Detailed and spectacularly written booklet notes reveal to us a route-map which draws “inspirations from Indian music and philosophy, Native America, medieval alchemy, Sephardic music, Flamenco, Moroccan traditions and Ancient Roman mythology. Add to that is the fact that for those wondering how to ask for the album by name, that name is in near- unpronounceable Gaelic. But Mary Ann Kennedy offers help here. Tàradh, she suggests, is to be pronounced in Gaelic thus: “TAAAH-rugh, with a soft ‘t’ and guttural ‘g’!” Pair that with the word’s meaning and you are in for the musical adventure of your life because you will be forever changed by this music by Simon Thacker’s Ritmata.
In the leaps and gambols of its rhythms, the twists and turns of its harmonic adventures, the parabolic arcs of its melodies, Simon Thacker’s music carries with it the ingeniousness of a first vision of things, but it also carries, of necessity, the almost demonic and deep surroundings of groundless spontaneity itself, out of which it is born and by which it is sustained in being. Such is the depth and freedom of this music’s peripatetic spirit that it seems to dance hypnotically on the brink of a dangerous precipice. Such is the visceral energy of “Asuramaya”, Which is, in fact, suggestive of “demonic magic” (in Sanskrit).
The echoes of this music and what follows throughout this album reverberates with the musical courage that Mr Thacker has come to be known for and which is reinforced with every note and every phrase he conjures up. Music such as “Honour the Treaties” – a reference to the treatment of Indigenous Peoples everywhere they have been displaced by continuous colonialism – is fraught with the unique sense of danger as well as radiant musical existentialism. It sings of much more than histories; it sings of lives and of the terrible aboriginal calamity that has threatened to undo 21st century humanity.
Listening to this music – to “Taijasa” and “Des oge mais”, and especially to “Muero Yo De Amor”, which features the gilt-edged and fierce voice of the flamenco cantaora Angeles Toledano – we feel a blessing in the onrush of anguish.
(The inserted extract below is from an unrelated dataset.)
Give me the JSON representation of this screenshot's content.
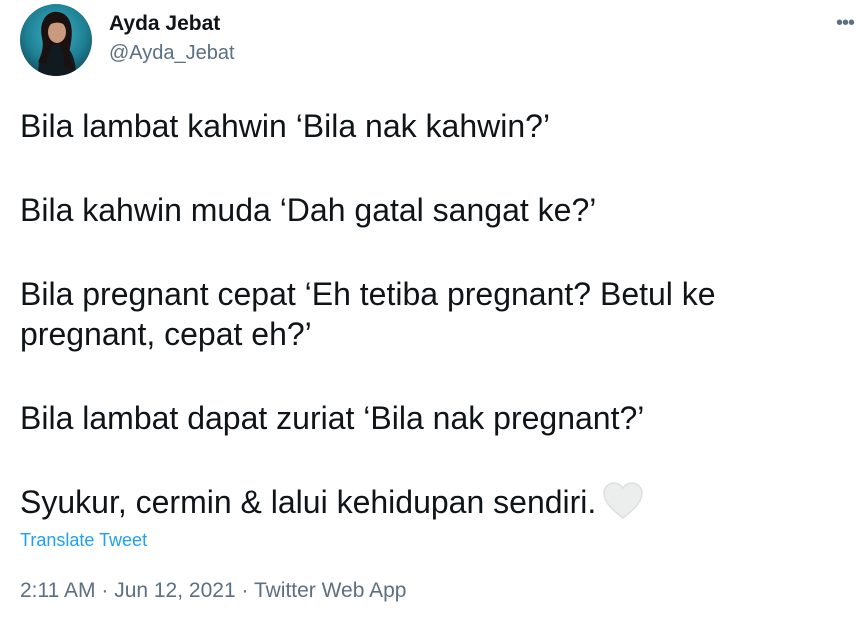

But with the song’s painful imagery and its twisted and bitter medicinal duende we are somehow freed by its snaking and boundless energy. All the darkness and rusted iron in the soul is somehow melted and poured out into a bottomless pit as we emerge with a sense of weightlessness.
“Census” and “Quadriga in 5” are of a musical family and the most ambitious pieces on the album. They are also the most impactful musically. All of the musical worlds that have collided in this latest of Simon Thacker’s sojourn come to a head – especially on “Quadriga in 5”. Here we have a musician who seems to have penetrated a secret artistic code in secret; and he has emerged to tell of his dramatic journey with the frenetic energy of a kind of “headless horseman” hurtling out of the music’s darkness.
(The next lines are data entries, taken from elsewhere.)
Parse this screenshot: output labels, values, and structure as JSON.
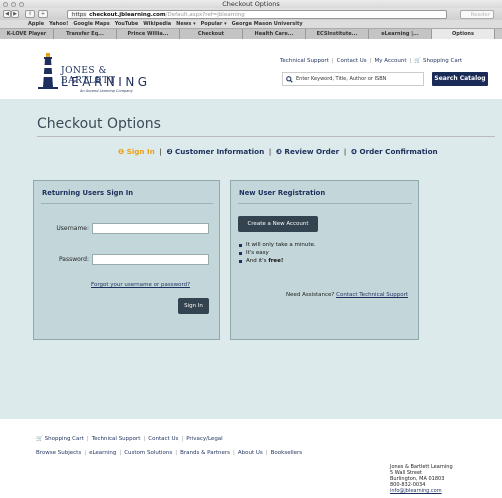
{
  "window": {
    "title": "Checkout Options"
  },
  "toolbar": {
    "back": "◀",
    "forward": "▶",
    "share": "⇪",
    "add": "+",
    "url_scheme": "https",
    "url_host": "checkout.jblearning.com",
    "url_path": "/Default.aspx?ref=jblearning",
    "reader": "Reader"
  },
  "bookmarks": [
    "Apple",
    "Yahoo!",
    "Google Maps",
    "YouTube",
    "Wikipedia",
    "News ▾",
    "Popular ▾",
    "George Mason University"
  ],
  "tabs": [
    "K-LOVE Player",
    "Transfer Eq...",
    "Prince Willia...",
    "Checkout",
    "Health Care...",
    "ECSInstitute...",
    "eLearning |...",
    "Options"
  ],
  "brand": {
    "line1": "JONES & BARTLETT",
    "line2": "LEARNING",
    "line3": "An Ascend Learning Company"
  },
  "header_links": [
    "Technical Support",
    "Contact Us",
    "My Account",
    "Shopping Cart"
  ],
  "search": {
    "placeholder": "Enter Keyword, Title, Author or ISBN",
    "button": "Search Catalog"
  },
  "page_title": "Checkout Options",
  "steps": [
    {
      "num": "1",
      "label": "Sign In"
    },
    {
      "num": "2",
      "label": "Customer Information"
    },
    {
      "num": "3",
      "label": "Review Order"
    },
    {
      "num": "4",
      "label": "Order Confirmation"
    }
  ],
  "signin": {
    "title": "Returning Users Sign In",
    "username_label": "Username:",
    "username_value": "",
    "password_label": "Password:",
    "password_value": "",
    "forgot": "Forgot your username or password?",
    "button": "Sign In"
  },
  "register": {
    "title": "New User Registration",
    "button": "Create a New Account",
    "bullets": [
      "It will only take a minute.",
      "It's easy"
    ],
    "bullet3_prefix": "And it's",
    "bullet3_bold": "free!",
    "assist_prefix": "Need Assistance?",
    "assist_link": "Contact Technical Support"
  },
  "footer_row1": [
    "Shopping Cart",
    "Technical Support",
    "Contact Us",
    "Privacy/Legal"
  ],
  "footer_row2": [
    "Browse Subjects",
    "eLearning",
    "Custom Solutions",
    "Brands & Partners",
    "About Us",
    "Booksellers"
  ],
  "address": [
    "Jones & Bartlett Learning",
    "5 Wall Street",
    "Burlington, MA 01803",
    "800-832-0034",
    "info@jblearning.com"
  ],
  "colors": {
    "navy": "#1d2f5c",
    "accent": "#e8a21b",
    "panel": "#ddeaeb",
    "box": "#c3d7da",
    "button": "#33434f"
  }
}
At the end of all of this music; through the dark portrait of “Consus” and the Stravinsky-like chaos of the guitar’s guttural distortions on “Quadriga in 5”, balance appears to be restored. We, the listeners emerge – with Simon Thacker’s Ritmata from the labyrinth of this music immersed in the celebration of his art. And the cosmic dance of this music which unites space and time in rhythmic motion has turned us unwittingly into dancing in circle dances – into Raslilas of Simon Thacker’s magical making.
Track list – 1: Asuramaya; 2: Honour The Treaties; 3: Aurora Consurgens; 4: Taijasa; 5: Des oge mais; 6: Egzortasyon; 7: Muero Yo De Amor; 8: Consus; 9: Quadriga in 5
Personnel – Simon Thacker: classical guitar; Paul Harrison: piano; Andrew Robb: contrabass; Stu Brown: drums; Special guest – Ángeles Toledano: cantaora (7)
Released – 2019
Label – Slap the Moon Records (STMRCD 05)
Runtime – 56:38